→ **YOUR TASK**:
Copy every line of the listing that holds the string "JSON".

→ **RECORDS FOR PROCESSING**:
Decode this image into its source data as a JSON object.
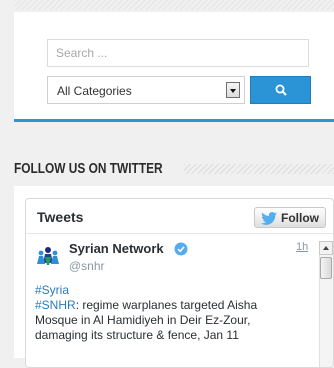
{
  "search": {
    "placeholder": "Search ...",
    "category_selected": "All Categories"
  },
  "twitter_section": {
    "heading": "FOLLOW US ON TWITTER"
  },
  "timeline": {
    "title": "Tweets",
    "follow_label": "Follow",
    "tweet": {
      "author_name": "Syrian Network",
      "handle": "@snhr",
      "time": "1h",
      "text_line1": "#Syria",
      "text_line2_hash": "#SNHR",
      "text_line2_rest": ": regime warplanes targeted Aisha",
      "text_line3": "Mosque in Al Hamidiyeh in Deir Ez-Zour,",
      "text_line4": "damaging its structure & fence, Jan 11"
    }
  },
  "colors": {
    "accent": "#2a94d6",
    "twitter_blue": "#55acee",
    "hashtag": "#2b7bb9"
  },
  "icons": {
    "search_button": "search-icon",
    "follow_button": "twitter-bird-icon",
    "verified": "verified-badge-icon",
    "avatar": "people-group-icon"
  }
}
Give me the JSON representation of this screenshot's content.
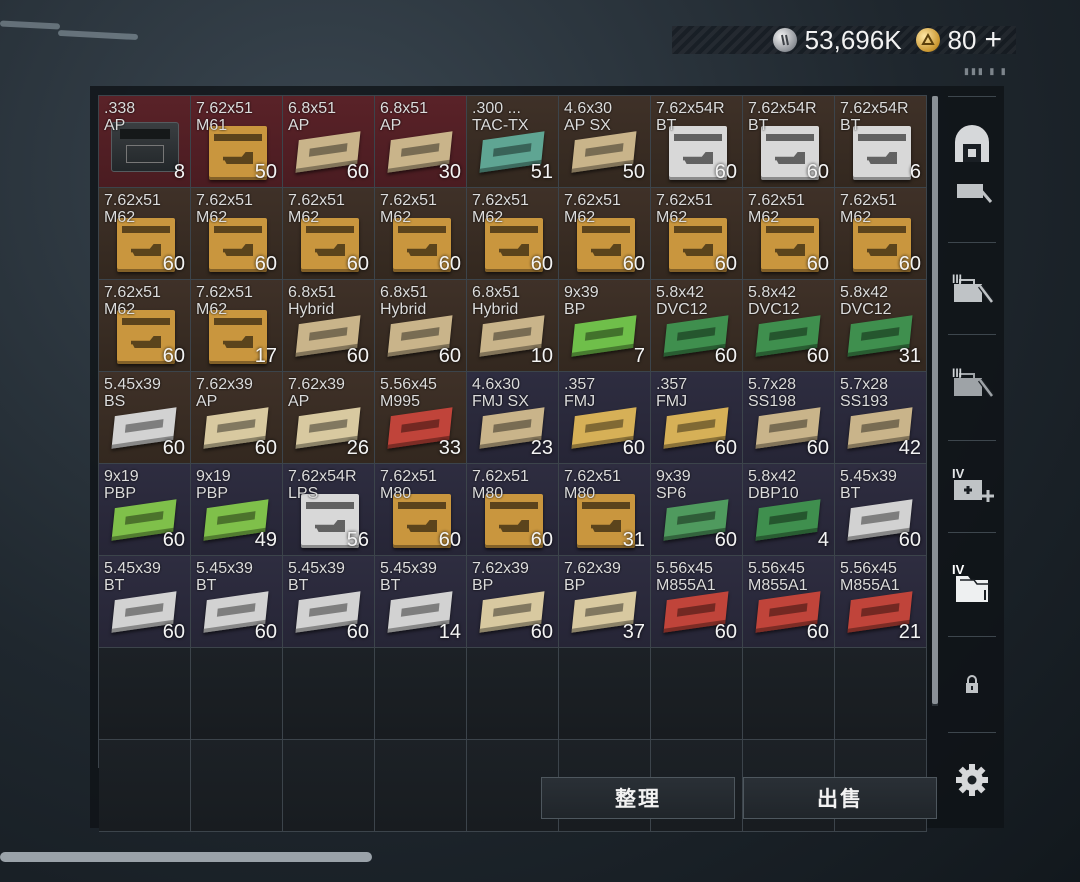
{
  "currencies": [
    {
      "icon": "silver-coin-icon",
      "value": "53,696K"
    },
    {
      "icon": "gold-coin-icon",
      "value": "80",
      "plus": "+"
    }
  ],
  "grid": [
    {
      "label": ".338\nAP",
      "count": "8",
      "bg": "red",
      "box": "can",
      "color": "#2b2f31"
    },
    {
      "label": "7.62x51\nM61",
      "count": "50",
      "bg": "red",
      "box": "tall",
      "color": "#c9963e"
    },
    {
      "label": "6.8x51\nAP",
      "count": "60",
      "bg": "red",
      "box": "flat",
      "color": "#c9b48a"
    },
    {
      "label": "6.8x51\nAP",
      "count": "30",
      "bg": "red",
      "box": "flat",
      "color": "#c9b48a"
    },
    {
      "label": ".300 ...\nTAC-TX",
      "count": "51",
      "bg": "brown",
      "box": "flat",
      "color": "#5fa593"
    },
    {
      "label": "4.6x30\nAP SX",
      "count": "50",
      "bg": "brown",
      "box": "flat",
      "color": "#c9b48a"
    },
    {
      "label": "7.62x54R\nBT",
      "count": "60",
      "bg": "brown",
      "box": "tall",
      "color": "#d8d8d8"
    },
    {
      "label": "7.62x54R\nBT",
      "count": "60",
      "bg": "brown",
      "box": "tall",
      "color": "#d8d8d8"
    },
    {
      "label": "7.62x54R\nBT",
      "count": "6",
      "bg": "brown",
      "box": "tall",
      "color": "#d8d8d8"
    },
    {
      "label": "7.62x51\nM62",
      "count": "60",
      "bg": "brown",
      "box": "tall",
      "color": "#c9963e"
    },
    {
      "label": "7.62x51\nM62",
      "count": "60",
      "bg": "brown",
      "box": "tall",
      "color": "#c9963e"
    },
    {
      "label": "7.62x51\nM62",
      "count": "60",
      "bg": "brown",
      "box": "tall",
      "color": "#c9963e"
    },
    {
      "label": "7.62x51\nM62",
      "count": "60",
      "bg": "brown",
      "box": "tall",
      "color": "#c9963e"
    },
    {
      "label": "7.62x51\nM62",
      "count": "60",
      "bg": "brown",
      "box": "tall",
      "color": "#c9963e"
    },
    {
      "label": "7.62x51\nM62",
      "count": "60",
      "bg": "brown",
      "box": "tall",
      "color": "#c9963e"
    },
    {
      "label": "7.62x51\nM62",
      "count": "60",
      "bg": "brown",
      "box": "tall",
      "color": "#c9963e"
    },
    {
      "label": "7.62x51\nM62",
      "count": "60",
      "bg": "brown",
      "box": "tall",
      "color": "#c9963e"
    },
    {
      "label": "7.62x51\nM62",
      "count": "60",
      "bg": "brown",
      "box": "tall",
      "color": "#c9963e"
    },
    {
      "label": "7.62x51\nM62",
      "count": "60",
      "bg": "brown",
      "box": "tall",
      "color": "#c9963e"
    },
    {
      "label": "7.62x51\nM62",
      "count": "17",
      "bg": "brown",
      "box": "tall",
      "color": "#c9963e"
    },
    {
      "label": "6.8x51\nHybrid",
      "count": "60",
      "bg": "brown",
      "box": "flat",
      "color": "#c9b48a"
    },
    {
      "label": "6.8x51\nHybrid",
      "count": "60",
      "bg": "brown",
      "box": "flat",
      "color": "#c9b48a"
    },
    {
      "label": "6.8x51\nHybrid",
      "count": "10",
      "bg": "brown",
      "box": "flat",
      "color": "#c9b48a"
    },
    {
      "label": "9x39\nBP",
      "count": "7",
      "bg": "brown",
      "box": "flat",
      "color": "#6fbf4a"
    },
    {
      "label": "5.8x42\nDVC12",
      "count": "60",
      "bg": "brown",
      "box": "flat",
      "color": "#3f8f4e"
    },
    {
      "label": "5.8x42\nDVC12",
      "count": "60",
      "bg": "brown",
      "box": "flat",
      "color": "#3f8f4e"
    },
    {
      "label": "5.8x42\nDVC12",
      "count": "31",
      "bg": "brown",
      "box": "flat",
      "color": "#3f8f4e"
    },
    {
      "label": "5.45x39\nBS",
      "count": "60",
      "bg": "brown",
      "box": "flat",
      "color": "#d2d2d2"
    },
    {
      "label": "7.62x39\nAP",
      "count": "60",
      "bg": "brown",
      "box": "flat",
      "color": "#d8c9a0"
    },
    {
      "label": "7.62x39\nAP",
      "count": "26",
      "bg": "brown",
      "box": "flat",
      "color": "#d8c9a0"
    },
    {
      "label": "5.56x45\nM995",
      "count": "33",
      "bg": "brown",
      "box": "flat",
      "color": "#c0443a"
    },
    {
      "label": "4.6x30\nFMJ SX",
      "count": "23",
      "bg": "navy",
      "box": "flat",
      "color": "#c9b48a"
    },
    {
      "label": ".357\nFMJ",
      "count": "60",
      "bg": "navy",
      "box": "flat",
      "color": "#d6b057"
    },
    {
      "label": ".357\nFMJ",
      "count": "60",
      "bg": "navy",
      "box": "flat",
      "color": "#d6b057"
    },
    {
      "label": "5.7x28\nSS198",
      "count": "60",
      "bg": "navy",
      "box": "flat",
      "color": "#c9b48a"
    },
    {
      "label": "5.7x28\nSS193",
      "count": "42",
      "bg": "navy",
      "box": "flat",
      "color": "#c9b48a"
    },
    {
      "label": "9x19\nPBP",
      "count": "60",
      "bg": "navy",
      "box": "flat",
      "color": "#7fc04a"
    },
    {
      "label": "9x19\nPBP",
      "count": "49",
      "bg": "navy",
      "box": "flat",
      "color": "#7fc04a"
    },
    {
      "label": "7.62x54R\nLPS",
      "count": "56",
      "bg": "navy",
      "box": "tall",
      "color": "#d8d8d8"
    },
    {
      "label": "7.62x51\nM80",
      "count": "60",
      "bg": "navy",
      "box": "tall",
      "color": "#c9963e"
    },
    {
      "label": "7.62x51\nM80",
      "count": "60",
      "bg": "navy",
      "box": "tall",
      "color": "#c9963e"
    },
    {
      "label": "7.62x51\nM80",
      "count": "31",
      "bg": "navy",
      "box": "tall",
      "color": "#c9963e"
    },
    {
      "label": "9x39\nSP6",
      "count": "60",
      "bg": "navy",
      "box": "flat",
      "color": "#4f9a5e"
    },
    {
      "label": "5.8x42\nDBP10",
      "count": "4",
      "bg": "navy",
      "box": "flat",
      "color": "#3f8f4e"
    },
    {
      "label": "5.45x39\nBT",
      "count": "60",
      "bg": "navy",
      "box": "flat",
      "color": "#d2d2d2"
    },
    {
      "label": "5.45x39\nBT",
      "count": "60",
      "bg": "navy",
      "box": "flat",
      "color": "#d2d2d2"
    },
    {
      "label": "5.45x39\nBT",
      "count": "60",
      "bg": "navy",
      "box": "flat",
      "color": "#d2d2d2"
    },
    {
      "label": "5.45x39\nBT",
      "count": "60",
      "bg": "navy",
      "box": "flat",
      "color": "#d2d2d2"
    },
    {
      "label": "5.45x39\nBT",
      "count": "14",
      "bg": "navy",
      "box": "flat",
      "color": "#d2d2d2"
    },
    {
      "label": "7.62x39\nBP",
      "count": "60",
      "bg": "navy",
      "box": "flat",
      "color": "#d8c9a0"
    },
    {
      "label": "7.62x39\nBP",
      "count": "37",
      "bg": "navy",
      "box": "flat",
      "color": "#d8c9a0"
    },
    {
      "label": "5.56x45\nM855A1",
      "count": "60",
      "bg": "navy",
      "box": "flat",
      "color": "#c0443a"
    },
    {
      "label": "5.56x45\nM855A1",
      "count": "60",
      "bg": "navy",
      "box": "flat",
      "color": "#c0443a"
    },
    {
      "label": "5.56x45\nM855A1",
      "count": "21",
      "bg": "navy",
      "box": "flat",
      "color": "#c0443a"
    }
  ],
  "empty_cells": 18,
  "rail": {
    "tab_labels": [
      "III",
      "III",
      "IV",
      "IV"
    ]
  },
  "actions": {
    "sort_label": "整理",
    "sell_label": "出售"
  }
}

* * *

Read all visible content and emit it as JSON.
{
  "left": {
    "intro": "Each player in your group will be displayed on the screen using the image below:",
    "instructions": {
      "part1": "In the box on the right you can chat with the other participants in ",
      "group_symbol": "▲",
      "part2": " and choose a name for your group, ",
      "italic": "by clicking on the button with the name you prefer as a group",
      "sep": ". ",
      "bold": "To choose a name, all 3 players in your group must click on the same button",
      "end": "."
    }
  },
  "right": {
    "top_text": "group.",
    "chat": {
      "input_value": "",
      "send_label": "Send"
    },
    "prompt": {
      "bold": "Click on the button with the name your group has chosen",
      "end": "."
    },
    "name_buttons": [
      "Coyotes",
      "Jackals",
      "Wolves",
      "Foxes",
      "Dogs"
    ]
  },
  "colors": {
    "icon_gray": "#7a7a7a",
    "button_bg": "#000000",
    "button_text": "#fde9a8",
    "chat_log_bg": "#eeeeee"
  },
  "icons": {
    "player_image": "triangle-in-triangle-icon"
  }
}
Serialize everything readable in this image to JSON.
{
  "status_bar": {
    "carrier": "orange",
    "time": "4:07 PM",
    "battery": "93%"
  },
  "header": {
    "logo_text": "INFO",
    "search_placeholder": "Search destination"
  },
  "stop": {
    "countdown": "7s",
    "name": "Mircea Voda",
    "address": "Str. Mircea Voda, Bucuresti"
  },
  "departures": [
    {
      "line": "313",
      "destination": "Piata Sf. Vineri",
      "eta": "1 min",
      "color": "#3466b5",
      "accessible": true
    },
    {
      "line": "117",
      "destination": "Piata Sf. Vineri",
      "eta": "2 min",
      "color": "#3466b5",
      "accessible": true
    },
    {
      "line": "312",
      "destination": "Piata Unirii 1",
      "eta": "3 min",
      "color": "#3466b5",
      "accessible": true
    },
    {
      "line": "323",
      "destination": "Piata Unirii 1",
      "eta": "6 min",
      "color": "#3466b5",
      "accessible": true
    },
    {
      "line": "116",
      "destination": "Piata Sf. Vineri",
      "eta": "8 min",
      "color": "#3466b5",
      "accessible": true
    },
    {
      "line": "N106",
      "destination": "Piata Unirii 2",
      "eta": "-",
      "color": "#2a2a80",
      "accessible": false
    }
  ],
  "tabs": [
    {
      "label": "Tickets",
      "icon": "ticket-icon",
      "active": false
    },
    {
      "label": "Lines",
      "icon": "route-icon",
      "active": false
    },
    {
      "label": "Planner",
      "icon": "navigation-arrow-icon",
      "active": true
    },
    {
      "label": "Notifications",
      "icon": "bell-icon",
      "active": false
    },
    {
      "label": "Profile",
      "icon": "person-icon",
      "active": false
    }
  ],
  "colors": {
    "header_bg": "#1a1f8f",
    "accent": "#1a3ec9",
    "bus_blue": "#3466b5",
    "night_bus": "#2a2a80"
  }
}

→ **SOLUTION TO THIS PROBLEM**:
Decode this image into its source data as a JSON object.
Give me the JSON representation of this screenshot's content.
Read all visible content and emit it as JSON.
Serialize everything readable in this image to JSON.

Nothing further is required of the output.